President Trump is in China, a country he accused of economic abuse during last year's campaign. Today in Beijing, the president called the economic playing field "very one-sided and unfair," but acknowledged "Who can blame a country for being able to take advantage of another country for the benefit of its citizens. I give China Great credit." Josh Lederman, who covers foreign policy for the Associated Press, delves deeper into Trump's meeting with Xi Jinping, the president of another major world power.
FROM THIS EPISODE
When To the Point went on the air in the year 2000, the Y2K scare had turned out to be "fake news." The big story was the disputed presidential election. Cable news was becoming a real challenge to established broadcasters. Google was barely more than a startup. Facebook and Twitter didn’t exist. Now, digital media is dominant in distributing information — and misinformation, often dismissed as "fake news." While the "free press" may be essential to democracy, President Trump calls editors and reporters "the enemies of the people." Can journalism regain the trust of listeners, viewers and readers?
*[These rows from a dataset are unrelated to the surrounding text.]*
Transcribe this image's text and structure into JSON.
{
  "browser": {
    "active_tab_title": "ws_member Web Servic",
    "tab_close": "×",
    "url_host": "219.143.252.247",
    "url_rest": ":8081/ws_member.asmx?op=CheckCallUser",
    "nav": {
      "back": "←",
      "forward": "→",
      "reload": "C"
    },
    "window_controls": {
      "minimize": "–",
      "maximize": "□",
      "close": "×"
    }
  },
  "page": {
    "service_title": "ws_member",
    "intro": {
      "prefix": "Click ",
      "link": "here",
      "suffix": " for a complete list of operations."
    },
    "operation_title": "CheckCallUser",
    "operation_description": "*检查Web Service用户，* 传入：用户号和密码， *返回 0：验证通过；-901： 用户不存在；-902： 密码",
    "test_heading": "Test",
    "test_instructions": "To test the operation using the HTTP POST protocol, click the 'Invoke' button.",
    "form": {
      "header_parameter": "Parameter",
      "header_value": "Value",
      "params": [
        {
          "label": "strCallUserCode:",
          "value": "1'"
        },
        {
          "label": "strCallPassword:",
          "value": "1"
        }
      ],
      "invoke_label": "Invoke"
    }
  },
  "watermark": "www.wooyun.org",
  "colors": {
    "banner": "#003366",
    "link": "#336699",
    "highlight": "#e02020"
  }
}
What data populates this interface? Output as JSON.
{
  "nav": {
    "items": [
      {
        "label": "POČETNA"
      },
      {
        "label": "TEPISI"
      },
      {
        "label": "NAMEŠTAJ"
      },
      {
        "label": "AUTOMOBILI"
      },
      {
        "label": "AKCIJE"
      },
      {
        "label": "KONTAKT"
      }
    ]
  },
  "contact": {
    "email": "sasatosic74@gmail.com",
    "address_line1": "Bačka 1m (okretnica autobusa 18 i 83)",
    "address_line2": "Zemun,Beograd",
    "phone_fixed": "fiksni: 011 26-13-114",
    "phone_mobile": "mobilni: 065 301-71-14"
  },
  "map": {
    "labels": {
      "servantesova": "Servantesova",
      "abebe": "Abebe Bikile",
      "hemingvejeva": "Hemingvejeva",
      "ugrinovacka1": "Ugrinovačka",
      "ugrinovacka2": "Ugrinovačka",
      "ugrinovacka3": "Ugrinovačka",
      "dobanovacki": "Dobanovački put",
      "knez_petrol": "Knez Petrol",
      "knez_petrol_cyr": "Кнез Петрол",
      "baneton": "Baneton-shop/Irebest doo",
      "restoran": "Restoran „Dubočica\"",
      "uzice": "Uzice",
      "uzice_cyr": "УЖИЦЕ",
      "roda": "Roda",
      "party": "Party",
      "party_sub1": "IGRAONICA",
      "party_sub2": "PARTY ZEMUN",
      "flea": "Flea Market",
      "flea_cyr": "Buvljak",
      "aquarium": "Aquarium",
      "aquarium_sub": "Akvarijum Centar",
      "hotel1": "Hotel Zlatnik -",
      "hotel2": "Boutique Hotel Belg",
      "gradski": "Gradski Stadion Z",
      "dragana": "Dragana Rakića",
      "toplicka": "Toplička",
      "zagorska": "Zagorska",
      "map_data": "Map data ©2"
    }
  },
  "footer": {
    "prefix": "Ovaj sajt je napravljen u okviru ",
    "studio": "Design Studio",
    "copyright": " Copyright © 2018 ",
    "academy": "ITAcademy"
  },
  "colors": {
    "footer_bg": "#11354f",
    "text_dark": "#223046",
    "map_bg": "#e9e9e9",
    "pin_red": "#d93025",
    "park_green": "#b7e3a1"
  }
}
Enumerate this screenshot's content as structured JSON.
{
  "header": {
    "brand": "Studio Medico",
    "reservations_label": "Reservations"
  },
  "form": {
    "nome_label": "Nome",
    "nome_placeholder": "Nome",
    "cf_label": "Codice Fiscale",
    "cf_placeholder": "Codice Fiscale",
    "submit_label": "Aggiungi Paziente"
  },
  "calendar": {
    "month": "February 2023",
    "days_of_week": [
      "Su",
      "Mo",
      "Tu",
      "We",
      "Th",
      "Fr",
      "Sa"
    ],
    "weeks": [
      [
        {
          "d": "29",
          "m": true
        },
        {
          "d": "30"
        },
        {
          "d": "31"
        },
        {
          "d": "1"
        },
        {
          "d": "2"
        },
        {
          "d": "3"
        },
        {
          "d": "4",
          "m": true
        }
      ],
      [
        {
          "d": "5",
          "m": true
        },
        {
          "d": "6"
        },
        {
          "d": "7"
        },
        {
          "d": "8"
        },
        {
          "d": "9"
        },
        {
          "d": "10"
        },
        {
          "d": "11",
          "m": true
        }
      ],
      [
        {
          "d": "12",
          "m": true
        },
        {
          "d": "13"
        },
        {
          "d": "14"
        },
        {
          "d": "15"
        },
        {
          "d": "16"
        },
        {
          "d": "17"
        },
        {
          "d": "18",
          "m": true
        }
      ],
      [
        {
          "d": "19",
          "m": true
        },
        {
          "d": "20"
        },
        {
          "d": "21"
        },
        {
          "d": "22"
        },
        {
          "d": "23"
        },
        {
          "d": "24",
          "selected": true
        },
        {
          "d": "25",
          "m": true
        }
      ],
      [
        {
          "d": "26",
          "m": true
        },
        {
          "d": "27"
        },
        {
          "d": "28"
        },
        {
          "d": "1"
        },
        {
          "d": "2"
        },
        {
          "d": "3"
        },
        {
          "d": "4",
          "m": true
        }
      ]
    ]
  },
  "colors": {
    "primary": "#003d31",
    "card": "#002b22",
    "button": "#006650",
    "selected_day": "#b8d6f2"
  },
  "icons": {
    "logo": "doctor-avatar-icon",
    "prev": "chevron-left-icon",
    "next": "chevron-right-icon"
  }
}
Edward Wasserman, University of California, Berkeley (@edwardwasserman)
Rosa Eberly, Pennsylvania State University (@rhosa)
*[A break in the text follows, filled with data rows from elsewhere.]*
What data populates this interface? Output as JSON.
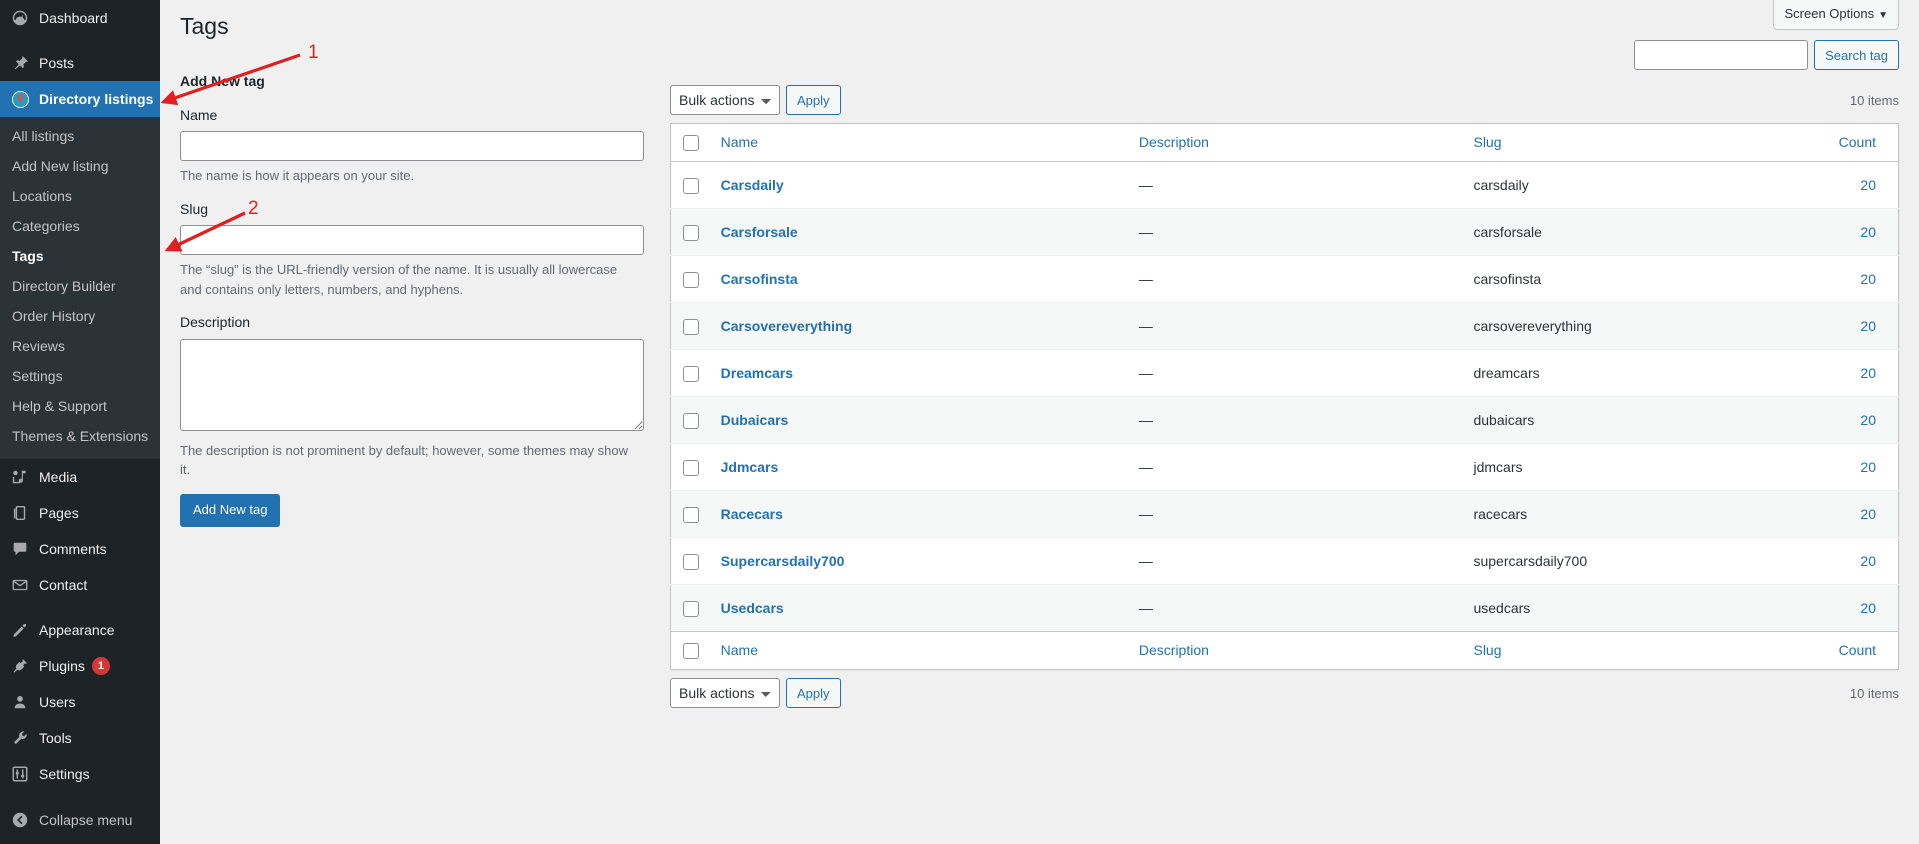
{
  "sidebar": {
    "items": [
      {
        "label": "Dashboard",
        "icon": "dashboard-icon",
        "current": false
      },
      {
        "label": "Posts",
        "icon": "pin-icon",
        "current": false
      },
      {
        "label": "Directory listings",
        "icon": "map-marker-icon",
        "current": true
      }
    ],
    "submenu": [
      {
        "label": "All listings",
        "current": false
      },
      {
        "label": "Add New listing",
        "current": false
      },
      {
        "label": "Locations",
        "current": false
      },
      {
        "label": "Categories",
        "current": false
      },
      {
        "label": "Tags",
        "current": true
      },
      {
        "label": "Directory Builder",
        "current": false
      },
      {
        "label": "Order History",
        "current": false
      },
      {
        "label": "Reviews",
        "current": false
      },
      {
        "label": "Settings",
        "current": false
      },
      {
        "label": "Help & Support",
        "current": false
      },
      {
        "label": "Themes & Extensions",
        "current": false
      }
    ],
    "group2": [
      {
        "label": "Media",
        "icon": "media-icon"
      },
      {
        "label": "Pages",
        "icon": "pages-icon"
      },
      {
        "label": "Comments",
        "icon": "comments-icon"
      },
      {
        "label": "Contact",
        "icon": "envelope-icon"
      }
    ],
    "group3": [
      {
        "label": "Appearance",
        "icon": "paintbrush-icon",
        "badge": ""
      },
      {
        "label": "Plugins",
        "icon": "plug-icon",
        "badge": "1"
      },
      {
        "label": "Users",
        "icon": "users-icon",
        "badge": ""
      },
      {
        "label": "Tools",
        "icon": "wrench-icon",
        "badge": ""
      },
      {
        "label": "Settings",
        "icon": "sliders-icon",
        "badge": ""
      }
    ],
    "collapse": {
      "label": "Collapse menu",
      "icon": "collapse-arrow-icon"
    }
  },
  "header": {
    "screen_options": "Screen Options",
    "screen_options_caret": "▼",
    "page_title": "Tags"
  },
  "form": {
    "heading": "Add New tag",
    "name_label": "Name",
    "name_value": "",
    "name_placeholder": "",
    "name_help": "The name is how it appears on your site.",
    "slug_label": "Slug",
    "slug_value": "",
    "slug_placeholder": "",
    "slug_help": "The “slug” is the URL-friendly version of the name. It is usually all lowercase and contains only letters, numbers, and hyphens.",
    "description_label": "Description",
    "description_value": "",
    "description_placeholder": "",
    "description_help": "The description is not prominent by default; however, some themes may show it.",
    "submit_label": "Add New tag"
  },
  "search": {
    "value": "",
    "placeholder": "",
    "button_label": "Search tag"
  },
  "tablenav": {
    "bulk_actions_label": "Bulk actions",
    "bulk_actions_caret": "⌄",
    "apply_label": "Apply",
    "displaying_num": "10 items"
  },
  "table": {
    "columns": {
      "name": "Name",
      "description": "Description",
      "slug": "Slug",
      "count": "Count"
    },
    "rows": [
      {
        "name": "Carsdaily",
        "description": "—",
        "slug": "carsdaily",
        "count": "20"
      },
      {
        "name": "Carsforsale",
        "description": "—",
        "slug": "carsforsale",
        "count": "20"
      },
      {
        "name": "Carsofinsta",
        "description": "—",
        "slug": "carsofinsta",
        "count": "20"
      },
      {
        "name": "Carsovereverything",
        "description": "—",
        "slug": "carsovereverything",
        "count": "20"
      },
      {
        "name": "Dreamcars",
        "description": "—",
        "slug": "dreamcars",
        "count": "20"
      },
      {
        "name": "Dubaicars",
        "description": "—",
        "slug": "dubaicars",
        "count": "20"
      },
      {
        "name": "Jdmcars",
        "description": "—",
        "slug": "jdmcars",
        "count": "20"
      },
      {
        "name": "Racecars",
        "description": "—",
        "slug": "racecars",
        "count": "20"
      },
      {
        "name": "Supercarsdaily700",
        "description": "—",
        "slug": "supercarsdaily700",
        "count": "20"
      },
      {
        "name": "Usedcars",
        "description": "—",
        "slug": "usedcars",
        "count": "20"
      }
    ]
  },
  "annotations": [
    {
      "number": "1",
      "target": "add-new-tag-heading"
    },
    {
      "number": "2",
      "target": "slug-label"
    }
  ],
  "colors": {
    "accent": "#2271b1",
    "sidebar_bg": "#1d2327",
    "submenu_bg": "#2c3338",
    "badge": "#d63638",
    "annotation": "#e02020"
  }
}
David Rand, Yale University (@DG_Rand)
Bruce Bartlett, journalist and historian (@BruceBartlett)
In Bonn, Germany, negotiators are trying to sharpen the fine points of the Paris Climate Accord, and US diplomats are in attendance. But they have limitations, given that President Trump has pledged to withdraw from the Accord. The US can't officially pull out until the year 2020. So what are US negotiators up to at this week's meetings? We ask Andrew Light, an architect of the Paris Accord for the Obama Administration. Now a distinguished senior fellow at the World Resources Institute, Light considers the roles of the US, China and California Governor Jerry Brown.
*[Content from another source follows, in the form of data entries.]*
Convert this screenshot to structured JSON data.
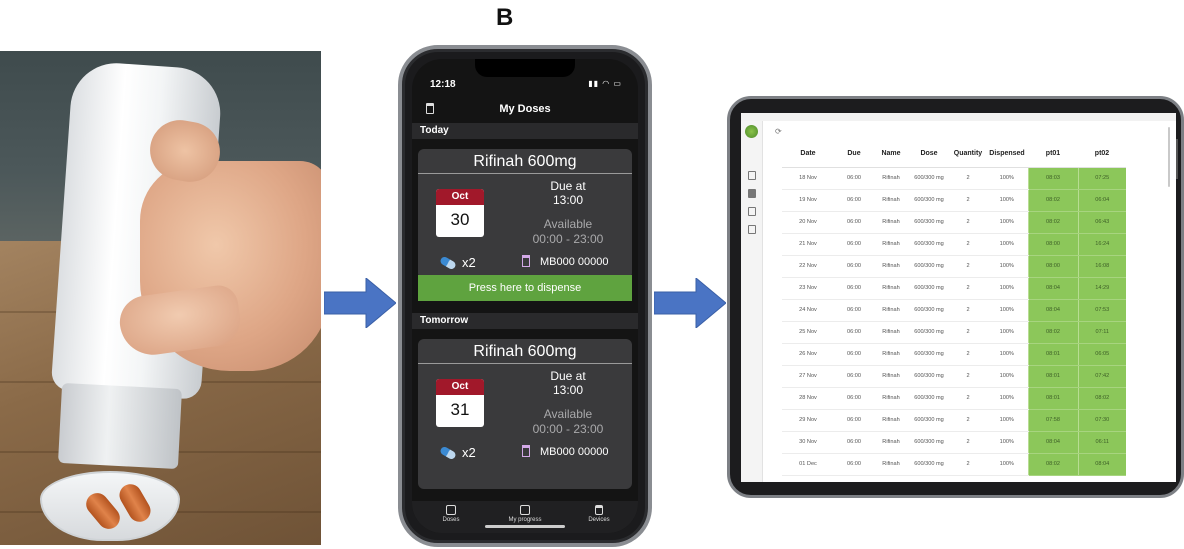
{
  "figure": {
    "panel_label": "B"
  },
  "photo": {
    "subject": "pill bottle dispensing into cap"
  },
  "colors": {
    "accent_green": "#5fa33f",
    "calendar_red": "#a1182a",
    "table_green": "#8cc75a",
    "phone_bg": "#141414"
  },
  "phone": {
    "status_time": "12:18",
    "nav_title": "My Doses",
    "sections": [
      {
        "header": "Today",
        "card": {
          "title": "Rifinah 600mg",
          "cal_month": "Oct",
          "cal_day": "30",
          "due_label": "Due at",
          "due_time": "13:00",
          "avail_label": "Available",
          "avail_window": "00:00 - 23:00",
          "quantity": "x2",
          "device_id": "MB000 00000",
          "button_label": "Press here to dispense"
        }
      },
      {
        "header": "Tomorrow",
        "card": {
          "title": "Rifinah 600mg",
          "cal_month": "Oct",
          "cal_day": "31",
          "due_label": "Due at",
          "due_time": "13:00",
          "avail_label": "Available",
          "avail_window": "00:00 - 23:00",
          "quantity": "x2",
          "device_id": "MB000 00000"
        }
      }
    ],
    "tabs": [
      {
        "label": "Doses",
        "icon": "calendar-icon"
      },
      {
        "label": "My progress",
        "icon": "chart-icon"
      },
      {
        "label": "Devices",
        "icon": "cup-icon"
      }
    ]
  },
  "tablet": {
    "columns": [
      "Date",
      "Due",
      "Name",
      "Dose",
      "Quantity",
      "Dispensed",
      "pt01",
      "pt02"
    ],
    "rows": [
      [
        "18 Nov",
        "06:00",
        "Rifinah",
        "600/300 mg",
        "2",
        "100%",
        "08:03",
        "07:25"
      ],
      [
        "19 Nov",
        "06:00",
        "Rifinah",
        "600/300 mg",
        "2",
        "100%",
        "08:02",
        "06:04"
      ],
      [
        "20 Nov",
        "06:00",
        "Rifinah",
        "600/300 mg",
        "2",
        "100%",
        "08:02",
        "06:43"
      ],
      [
        "21 Nov",
        "06:00",
        "Rifinah",
        "600/300 mg",
        "2",
        "100%",
        "08:00",
        "16:24"
      ],
      [
        "22 Nov",
        "06:00",
        "Rifinah",
        "600/300 mg",
        "2",
        "100%",
        "08:00",
        "16:08"
      ],
      [
        "23 Nov",
        "06:00",
        "Rifinah",
        "600/300 mg",
        "2",
        "100%",
        "08:04",
        "14:29"
      ],
      [
        "24 Nov",
        "06:00",
        "Rifinah",
        "600/300 mg",
        "2",
        "100%",
        "08:04",
        "07:53"
      ],
      [
        "25 Nov",
        "06:00",
        "Rifinah",
        "600/300 mg",
        "2",
        "100%",
        "08:02",
        "07:11"
      ],
      [
        "26 Nov",
        "06:00",
        "Rifinah",
        "600/300 mg",
        "2",
        "100%",
        "08:01",
        "06:05"
      ],
      [
        "27 Nov",
        "06:00",
        "Rifinah",
        "600/300 mg",
        "2",
        "100%",
        "08:01",
        "07:42"
      ],
      [
        "28 Nov",
        "06:00",
        "Rifinah",
        "600/300 mg",
        "2",
        "100%",
        "08:01",
        "08:02"
      ],
      [
        "29 Nov",
        "06:00",
        "Rifinah",
        "600/300 mg",
        "2",
        "100%",
        "07:58",
        "07:30"
      ],
      [
        "30 Nov",
        "06:00",
        "Rifinah",
        "600/300 mg",
        "2",
        "100%",
        "08:04",
        "06:11"
      ],
      [
        "01 Dec",
        "06:00",
        "Rifinah",
        "600/300 mg",
        "2",
        "100%",
        "08:02",
        "08:04"
      ]
    ]
  }
}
More From To the Point
What being American meant to Martin Luther King This was the week the nation observed the birthday and celebrated the achievements of Martin Luther King. But, despite what he accomplished, King himself felt unfulfilled up to the time he was murdered. His goals had not been yet been met as told by David Garrow, King’s Pulitzer Prize winning biographer. Garrow’s anecdotes and insights include what was likely King’s greatest disappointment.
Are millennials embracing democratic socialism? Millennials helped Democrats to a major upset in Alabama’s Senate race. Will their growing preference for socialism be a threat to party unity in this year’s Congressional elections? Idealists and realists disagree. Added Attraction: Robin Wright on the background and the future of instability in Iran.
LATEST BLOG POSTS
At the Santa Ana River, homeless dwellers face eviction In the two years he’s lived along the concrete banks of the Santa Ana River, David Harris has made himself feel at home. He’s fashioned walls of plastic tarp… Read More
What you need to know about weed and the workplace It’s been legal to buy and sell recreational cannabis since the beginning of the year. However, this doesn’t mean that you can show up to work stoned. As the… Read More